Are China and America on a collision course?
Probably not. The greater threat is that President Obama and President Hu, preoccupied with domestic matters, will fail to muster the political will needed to find collective solutions to the international problems their nations share in common.
Austin, Texas; and Beijing — “Korea War games sign of growing tensions,” warns a recent report by the BBC News. Dozens of similar international headlines warn of intensifying Sino-American strategic rivalry and even cold war.
Yet this prognosis is way off the mark. It confuses tactical maneuvering for grand strategy. Today’s global economy is pushing both of these great powers toward strategies of retrenchment and buck-passing, not expansionism and conflict.
The US and China do have important strategic differences in Northeast Asia and elsewhere, and testy encounters like the recent one over US-South Korean naval exercises can be expected. However, today neither President Obama nor Chinese President Hu Jintao can afford domestically to entertain grand strategic designs and geopolitical ambitions, let alone engage in a costly cold war-style conflict.
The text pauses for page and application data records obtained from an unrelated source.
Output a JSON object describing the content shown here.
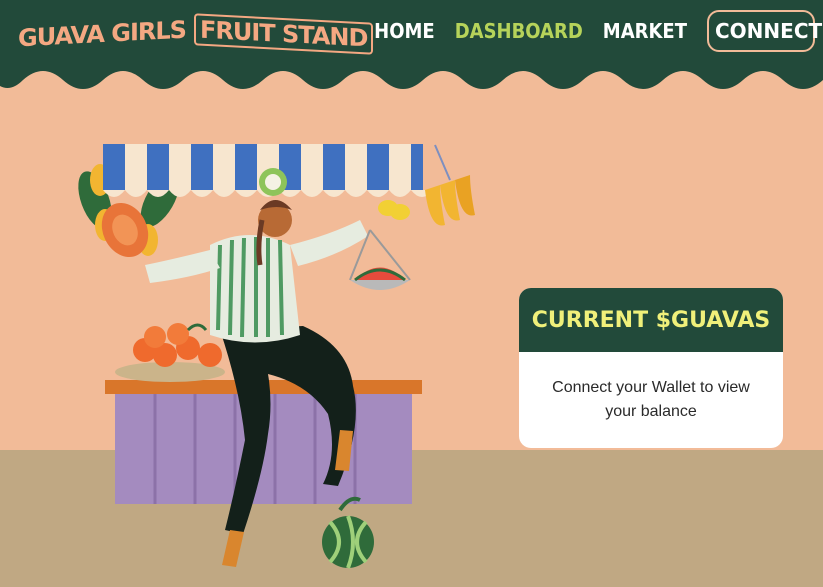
{
  "brand": {
    "logo_part1": "GUAVA GIRLS",
    "logo_part2": "FRUIT STAND",
    "colors": {
      "header": "#224a3a",
      "background": "#f2bb98",
      "ground": "#c0a883",
      "accent_nav": "#b6d35a",
      "logo": "#f4a882",
      "card_title": "#f0f07a"
    }
  },
  "nav": {
    "items": [
      {
        "label": "HOME",
        "active": false
      },
      {
        "label": "DASHBOARD",
        "active": true
      },
      {
        "label": "MARKET",
        "active": false
      }
    ],
    "connect_label": "CONNECT"
  },
  "balance_card": {
    "title": "CURRENT $GUAVAS",
    "message": "Connect your Wallet to view your balance"
  },
  "illustration": {
    "icons": [
      "awning-icon",
      "papaya-icon",
      "banana-icon",
      "watermelon-icon",
      "orange-icon",
      "guava-icon",
      "scale-icon",
      "lemon-icon"
    ]
  }
}
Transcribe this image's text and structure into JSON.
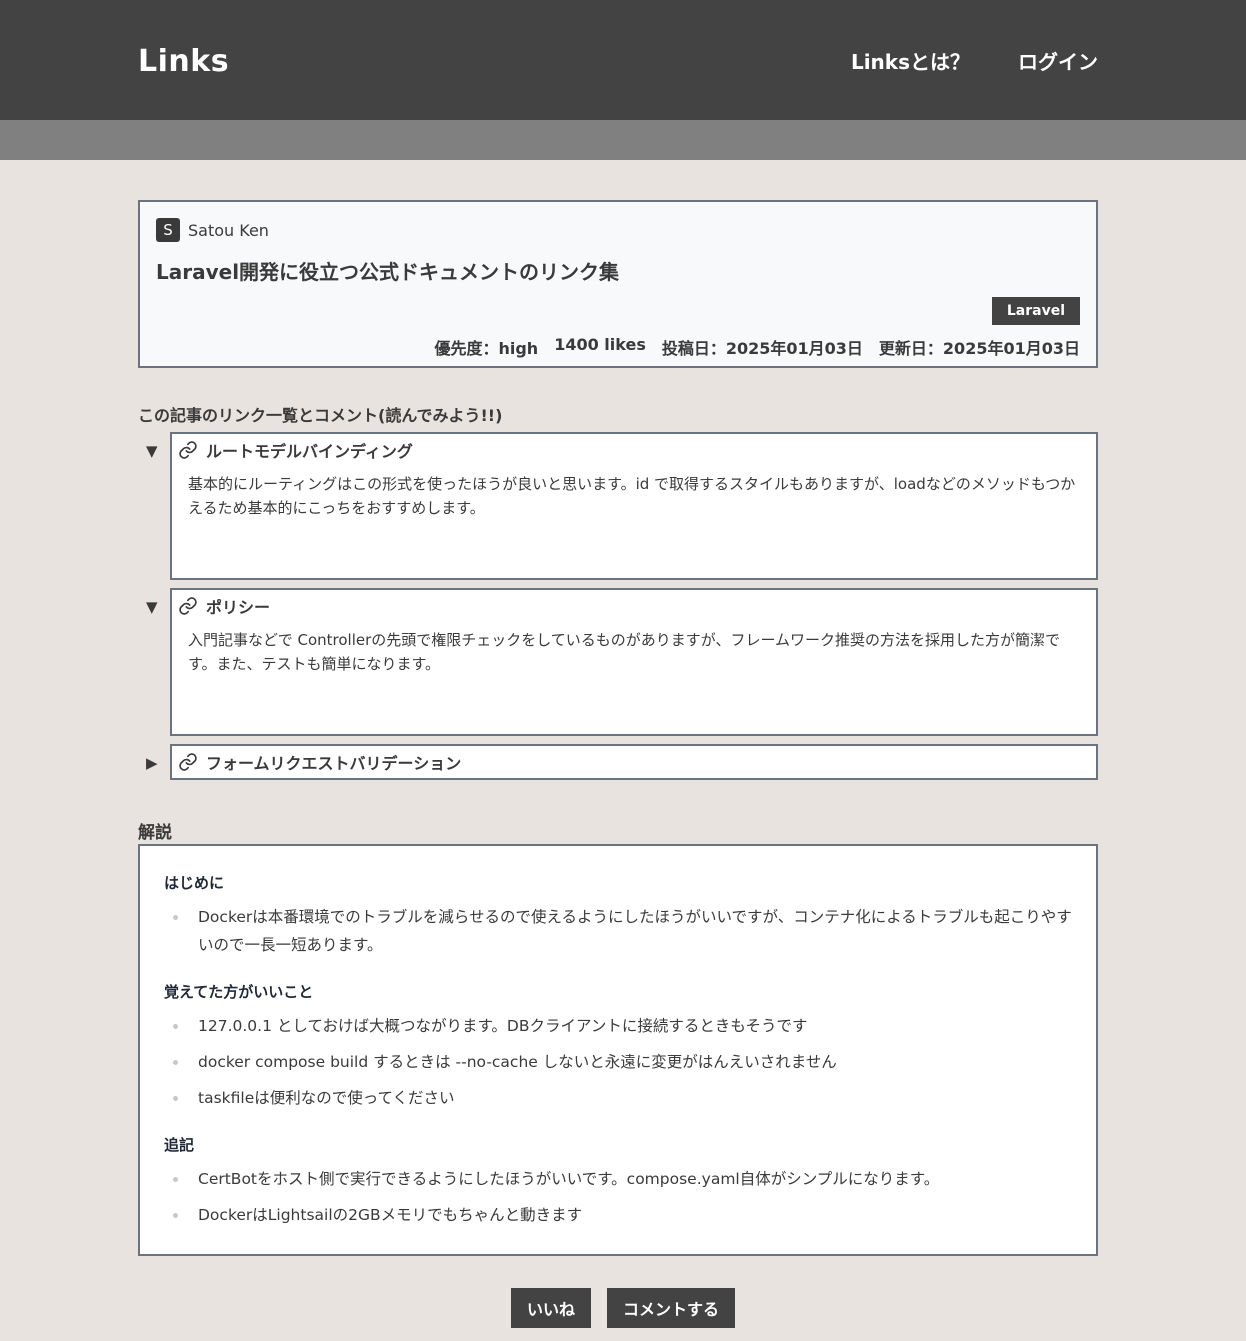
{
  "header": {
    "logo": "Links",
    "nav": {
      "about": "Linksとは？",
      "login": "ログイン"
    }
  },
  "article": {
    "author_initial": "S",
    "author_name": "Satou Ken",
    "title": "Laravel開発に役立つ公式ドキュメントのリンク集",
    "tag": "Laravel",
    "priority": "優先度：high",
    "likes": "1400 likes",
    "posted": "投稿日：2025年01月03日",
    "updated": "更新日：2025年01月03日"
  },
  "links_section": {
    "heading": "この記事のリンク一覧とコメント(読んでみよう!!)",
    "items": [
      {
        "toggle": "▼",
        "title": "ルートモデルバインディング",
        "comment": "基本的にルーティングはこの形式を使ったほうが良いと思います。id で取得するスタイルもありますが、loadなどのメソッドもつかえるため基本的にこっちをおすすめします。"
      },
      {
        "toggle": "▼",
        "title": "ポリシー",
        "comment": "入門記事などで Controllerの先頭で権限チェックをしているものがありますが、フレームワーク推奨の方法を採用した方が簡潔です。また、テストも簡単になります。"
      },
      {
        "toggle": "▶",
        "title": "フォームリクエストバリデーション"
      }
    ]
  },
  "explain": {
    "heading": "解説",
    "sections": [
      {
        "title": "はじめに",
        "items": [
          "Dockerは本番環境でのトラブルを減らせるので使えるようにしたほうがいいですが、コンテナ化によるトラブルも起こりやすいので一長一短あります。"
        ]
      },
      {
        "title": "覚えてた方がいいこと",
        "items": [
          "127.0.0.1 としておけば大概つながります。DBクライアントに接続するときもそうです",
          "docker compose build するときは --no-cache しないと永遠に変更がはんえいされません",
          "taskfileは便利なので使ってください"
        ]
      },
      {
        "title": "追記",
        "items": [
          "CertBotをホスト側で実行できるようにしたほうがいいです。compose.yaml自体がシンプルになります。",
          "DockerはLightsailの2GBメモリでもちゃんと動きます"
        ]
      }
    ]
  },
  "actions": {
    "like": "いいね",
    "comment": "コメントする"
  }
}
Obama is scaling back commitments
In fact, both leaders are trimming their foreign policy sails as they concentrate on priorities at home.
The need for retrenchment is the real reason that President Obama has revived America’s commitment to international institutions and multilateralism, and why he has been pressuring Europe, China, and other nations to shoulder a greater share of the international security burden (for example, in containing Iran’s nuclear ambitions). Similar cost-saving considerations also explain Obama’s efforts to “reset” relations with Russia and to curb the growth of the Pentagon’s budget.
By scaling back US commitments and shifting some of the costs of international security onto other states and international institutions, Mr. Obama hopes to be able to invest more resources in the economy, health care, and education – areas crucial to the Democrats’ political fortunes. The change in emphasis is reflected in the White House’s new National Security Strategy. Roughly one-quarter of the 52-page strategy document released in May is devoted to domestic policies and goals such as strengthening the economy and rebuilding the nation’s infrastructure.
Of course, with tens of thousands of US forces in Afghanistan and Iraq, mountainous federal deficits, and Republicans challenging Obama’s every move, there are limits to how far the president can go in actually shifting US priorities. Still, foreign policy experts who view Obama’s foreign policies as little more than ploys to maintain US “hegemony” are misreading the signs. Domestic renewal, not foreign ambition, is now the driving force behind US foreign policy.
China is putting domestic challenges first
Obama is not alone. President Hu is also prioritizing domestic needs, and for some of the same reasons. While China has suffered less severely from the global downturn than the US and many other countries, the economic crisis has heightened President Hu’s worries about the country’s widening income gap, unemployment, intensifying regional disparities, and mounting internal strife.
Responding to the violent ethnic clashes in China’s western Xinjiang autonomous region last year, Hu stressed the urgency of helping those hit hardest by the global downturn. Beijing, he warned, must “tirelessly promote economic and social development,” which is the “root of national prosperity and sustainable stability.” At a time when Beijing is redoubling its commitment to domestic growth and internal stability, US calls for China to shoulder a larger part of the burden of being a “responsible stakeholder” internationally stand little chance of success.
Reasons for reluctance
This reluctance is due not only to the economic tradeoffs entailed in a pursuing a more expensive foreign policy. Beijing’s hesitancy to assume a leadership role in international politics reflects the Chinese political establishment’s views about what is possible politically. Ever since Deng Xiaoping, the architect of China’s dynamic “socialist market economy,” cautioned against assuming the responsibilities (and costs) of international leadership, China’s leaders have found it politically prudent to hue closely to Deng’s preferred path of selective engagement and incremental change. Any Chinese leader who does otherwise is courting political disaster.
As foreign policy analysts are quick to point out, none of this has prevented China from modernizing its military or claiming Taiwan, Tibet, and most recently, the South China Sea as vital interests. Yet analyses that stop there overlook the fact that much of China’s military apparatus is aimed at securing domestic stability and perimeter defense, and that Beijing prefers diplomacy over coercion to resolve territorial disputes with its neighbors. Under Hu’s leadership, China has defined its interests largely in economic terms.
Today, the real danger is not that the United States and China will come to blows over issues dividing them. The greater threat is that their leaders, preoccupied with domestic matters, will fail to muster the political will needed to find collective solutions to international problems they share in common: rising protectionism, nuclear proliferation, and climate change, among others. Sino-American retrenchment will discourage wider international cooperation and may encourage weaker states to fill the geopolitical void. Future historians may write that our leaders failed not in trying to do too much internationally, but in doing too little.
Peter Trubowitz is a professor of government at the University of Texas at Austin and a senior fellow at the Robert S. Strauss Center for International Security and Law. Yan Xuetong is a professor of international relations at Tsinghua University and director of the Institute of International Studies.